We found eight widely available brands of kitchen sponges. Three of those brands offered multiple products, so we conducted an elimination round: scrubbing a cooked-on mix of onions and barbecue sauce from skillets and washing delicate wine glasses. Most products came in sets; one was sold individually. The 10 sponges in our final lineup were priced from about $0.70 to about $6.00 per sponge. We used the sponges to clean nonstick, traditional, and cast-iron skillets containing a variety of cooked-on foods; mixing bowls with sticky biscuit dough; stained carving boards; box graters that had been used to shred cheese; dirty chef's knives; fragile wine glasses; and small measuring spoons. We also sent three new copies of each sponge home with staffers for use in their kitchens. Dimensions, thickness, and water absorbency were measured in-house. Manufacturers provided information on product materials. All sponges were purchased online. Scores were averaged, and products appear below in order of preference.
Cleaning Ability: We rated how effectively sponges removed cooked-on foods from skillets and sticky doughs from mixing bowls. We docked points from sponges if they couldn't effectively clean cookware and bakeware.
Versatility: Sponges rated highest if they were flexible and maneuverable when cleaning a variety of kitchen equipment. We downgraded products that were too rigid or too thick.
Comfort: Our favorite sponges were large and substantial enough for us to grip comfortably when scrubbing hard. Lower-ranked sponges were thin or shrunk down to a small size when saturated with water or squeezed.

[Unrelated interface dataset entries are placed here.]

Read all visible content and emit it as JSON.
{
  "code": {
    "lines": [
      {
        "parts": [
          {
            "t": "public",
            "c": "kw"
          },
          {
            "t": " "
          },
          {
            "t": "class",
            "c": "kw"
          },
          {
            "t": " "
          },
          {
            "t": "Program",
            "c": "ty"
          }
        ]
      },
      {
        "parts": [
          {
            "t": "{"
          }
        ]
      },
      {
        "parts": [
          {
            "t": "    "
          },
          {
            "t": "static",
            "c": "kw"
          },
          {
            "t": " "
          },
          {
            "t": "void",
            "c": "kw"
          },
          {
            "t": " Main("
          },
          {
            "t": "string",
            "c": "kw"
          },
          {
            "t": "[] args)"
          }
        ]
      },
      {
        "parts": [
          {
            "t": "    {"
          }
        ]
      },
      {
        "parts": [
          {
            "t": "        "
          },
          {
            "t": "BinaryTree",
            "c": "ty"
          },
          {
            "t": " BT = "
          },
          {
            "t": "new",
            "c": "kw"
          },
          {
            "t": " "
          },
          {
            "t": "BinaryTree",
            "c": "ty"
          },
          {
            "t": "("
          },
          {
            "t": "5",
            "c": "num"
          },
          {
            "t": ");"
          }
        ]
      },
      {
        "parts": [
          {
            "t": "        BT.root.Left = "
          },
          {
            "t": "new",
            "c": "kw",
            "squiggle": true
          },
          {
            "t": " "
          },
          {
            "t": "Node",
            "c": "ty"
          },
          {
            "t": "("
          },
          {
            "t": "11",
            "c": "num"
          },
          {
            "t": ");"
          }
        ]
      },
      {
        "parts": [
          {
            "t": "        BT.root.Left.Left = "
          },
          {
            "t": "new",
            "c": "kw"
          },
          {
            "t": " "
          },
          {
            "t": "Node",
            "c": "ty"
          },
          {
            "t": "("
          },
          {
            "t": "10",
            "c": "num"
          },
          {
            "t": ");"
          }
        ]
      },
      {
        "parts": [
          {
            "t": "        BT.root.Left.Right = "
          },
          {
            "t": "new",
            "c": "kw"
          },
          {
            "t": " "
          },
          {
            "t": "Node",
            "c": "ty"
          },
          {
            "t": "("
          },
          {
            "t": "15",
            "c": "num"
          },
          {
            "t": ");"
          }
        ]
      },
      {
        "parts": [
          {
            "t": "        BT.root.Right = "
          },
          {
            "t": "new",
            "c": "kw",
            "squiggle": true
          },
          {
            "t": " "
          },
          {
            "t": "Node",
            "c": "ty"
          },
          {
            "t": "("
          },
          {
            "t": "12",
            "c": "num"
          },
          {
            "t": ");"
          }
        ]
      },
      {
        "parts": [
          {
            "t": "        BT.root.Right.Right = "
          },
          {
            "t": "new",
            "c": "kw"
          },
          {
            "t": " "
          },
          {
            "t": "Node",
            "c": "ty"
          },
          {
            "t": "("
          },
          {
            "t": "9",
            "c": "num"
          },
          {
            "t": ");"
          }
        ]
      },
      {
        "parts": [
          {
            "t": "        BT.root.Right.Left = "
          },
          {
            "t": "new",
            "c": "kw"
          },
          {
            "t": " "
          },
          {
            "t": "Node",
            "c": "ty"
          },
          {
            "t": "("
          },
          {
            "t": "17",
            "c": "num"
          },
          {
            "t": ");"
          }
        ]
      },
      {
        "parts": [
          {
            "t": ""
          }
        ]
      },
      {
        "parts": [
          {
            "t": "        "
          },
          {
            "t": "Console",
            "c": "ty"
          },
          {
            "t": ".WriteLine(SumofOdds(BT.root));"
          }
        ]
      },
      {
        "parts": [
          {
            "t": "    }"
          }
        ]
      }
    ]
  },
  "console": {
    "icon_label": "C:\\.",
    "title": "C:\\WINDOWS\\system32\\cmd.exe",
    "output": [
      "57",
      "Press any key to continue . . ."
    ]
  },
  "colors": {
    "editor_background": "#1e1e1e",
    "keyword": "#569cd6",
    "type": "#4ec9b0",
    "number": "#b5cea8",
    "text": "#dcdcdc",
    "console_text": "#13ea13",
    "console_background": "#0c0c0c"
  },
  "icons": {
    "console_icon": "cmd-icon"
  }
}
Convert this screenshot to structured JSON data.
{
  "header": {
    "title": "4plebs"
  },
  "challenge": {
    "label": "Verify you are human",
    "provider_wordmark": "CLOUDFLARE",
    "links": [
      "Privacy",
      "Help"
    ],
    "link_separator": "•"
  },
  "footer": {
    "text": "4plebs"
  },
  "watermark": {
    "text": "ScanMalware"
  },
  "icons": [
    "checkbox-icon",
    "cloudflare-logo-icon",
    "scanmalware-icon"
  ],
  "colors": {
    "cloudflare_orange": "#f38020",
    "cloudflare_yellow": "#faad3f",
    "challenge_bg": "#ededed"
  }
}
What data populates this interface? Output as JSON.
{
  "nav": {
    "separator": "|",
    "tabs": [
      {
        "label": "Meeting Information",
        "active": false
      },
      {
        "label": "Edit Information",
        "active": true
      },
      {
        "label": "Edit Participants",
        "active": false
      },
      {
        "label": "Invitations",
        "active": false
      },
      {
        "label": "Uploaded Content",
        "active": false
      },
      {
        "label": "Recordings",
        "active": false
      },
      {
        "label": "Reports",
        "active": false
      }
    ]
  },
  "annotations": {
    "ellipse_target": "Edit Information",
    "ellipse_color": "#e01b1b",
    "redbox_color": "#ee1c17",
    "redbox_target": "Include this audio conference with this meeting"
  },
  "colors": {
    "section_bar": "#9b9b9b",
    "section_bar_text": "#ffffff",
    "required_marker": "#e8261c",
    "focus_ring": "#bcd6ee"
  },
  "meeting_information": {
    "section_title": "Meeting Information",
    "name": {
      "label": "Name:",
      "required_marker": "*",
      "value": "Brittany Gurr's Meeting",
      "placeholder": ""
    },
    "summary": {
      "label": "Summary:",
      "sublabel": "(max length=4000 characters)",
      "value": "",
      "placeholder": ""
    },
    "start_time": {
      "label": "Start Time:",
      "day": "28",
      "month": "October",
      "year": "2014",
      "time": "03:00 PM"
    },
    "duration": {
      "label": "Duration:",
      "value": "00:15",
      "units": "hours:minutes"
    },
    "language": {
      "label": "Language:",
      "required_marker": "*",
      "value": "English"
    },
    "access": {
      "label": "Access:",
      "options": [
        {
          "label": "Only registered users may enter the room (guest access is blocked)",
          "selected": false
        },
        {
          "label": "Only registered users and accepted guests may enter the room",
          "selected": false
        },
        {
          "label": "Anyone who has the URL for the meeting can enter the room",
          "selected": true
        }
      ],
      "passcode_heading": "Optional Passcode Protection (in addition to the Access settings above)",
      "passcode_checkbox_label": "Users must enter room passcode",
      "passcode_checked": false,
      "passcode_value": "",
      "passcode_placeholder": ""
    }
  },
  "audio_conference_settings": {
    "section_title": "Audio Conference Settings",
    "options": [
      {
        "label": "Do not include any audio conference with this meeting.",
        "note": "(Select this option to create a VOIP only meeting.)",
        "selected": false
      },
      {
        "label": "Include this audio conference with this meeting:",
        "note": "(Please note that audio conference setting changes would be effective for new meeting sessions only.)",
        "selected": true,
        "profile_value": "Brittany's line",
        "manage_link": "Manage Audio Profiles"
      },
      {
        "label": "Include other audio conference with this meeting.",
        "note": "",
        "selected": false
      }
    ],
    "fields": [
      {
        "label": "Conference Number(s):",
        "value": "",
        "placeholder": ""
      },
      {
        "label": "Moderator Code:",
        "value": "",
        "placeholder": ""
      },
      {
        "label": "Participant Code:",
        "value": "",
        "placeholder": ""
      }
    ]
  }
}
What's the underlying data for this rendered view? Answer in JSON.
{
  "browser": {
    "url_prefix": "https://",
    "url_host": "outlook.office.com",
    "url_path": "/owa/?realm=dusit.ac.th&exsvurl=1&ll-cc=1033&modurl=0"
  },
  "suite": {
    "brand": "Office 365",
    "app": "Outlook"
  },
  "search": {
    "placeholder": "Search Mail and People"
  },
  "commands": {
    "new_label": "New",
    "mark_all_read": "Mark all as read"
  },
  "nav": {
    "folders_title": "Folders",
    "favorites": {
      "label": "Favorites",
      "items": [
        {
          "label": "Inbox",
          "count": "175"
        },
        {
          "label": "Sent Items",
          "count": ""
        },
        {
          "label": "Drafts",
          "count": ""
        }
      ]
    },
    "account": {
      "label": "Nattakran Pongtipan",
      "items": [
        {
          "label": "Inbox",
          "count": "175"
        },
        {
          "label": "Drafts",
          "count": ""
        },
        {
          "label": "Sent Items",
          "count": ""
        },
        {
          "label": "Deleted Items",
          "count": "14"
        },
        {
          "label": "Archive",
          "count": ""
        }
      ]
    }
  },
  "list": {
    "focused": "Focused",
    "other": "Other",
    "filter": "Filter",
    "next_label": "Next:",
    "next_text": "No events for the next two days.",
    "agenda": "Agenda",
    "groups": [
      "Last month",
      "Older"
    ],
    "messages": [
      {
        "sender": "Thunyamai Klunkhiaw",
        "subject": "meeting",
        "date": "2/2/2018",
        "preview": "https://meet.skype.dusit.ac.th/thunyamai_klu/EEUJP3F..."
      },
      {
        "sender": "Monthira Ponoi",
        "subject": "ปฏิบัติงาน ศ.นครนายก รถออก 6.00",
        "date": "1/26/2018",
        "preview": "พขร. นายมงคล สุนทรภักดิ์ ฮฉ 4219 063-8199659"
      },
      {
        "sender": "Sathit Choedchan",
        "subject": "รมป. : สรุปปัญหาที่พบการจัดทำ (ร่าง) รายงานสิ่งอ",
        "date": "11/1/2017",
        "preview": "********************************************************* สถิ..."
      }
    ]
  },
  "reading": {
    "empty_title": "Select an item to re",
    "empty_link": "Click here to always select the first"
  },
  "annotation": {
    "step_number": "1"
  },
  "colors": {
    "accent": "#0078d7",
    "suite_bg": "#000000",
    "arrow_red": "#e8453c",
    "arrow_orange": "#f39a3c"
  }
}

Durability and Cleanup: We used four copies of each sponge in the test kitchen or in home kitchens. We compared the used copies to a new copy. If sponges tore, disintegrated, or became badly stained, we docked points. We also preferred sponges that were easy to rinse clean, didn't trap food residue, and resisted odors.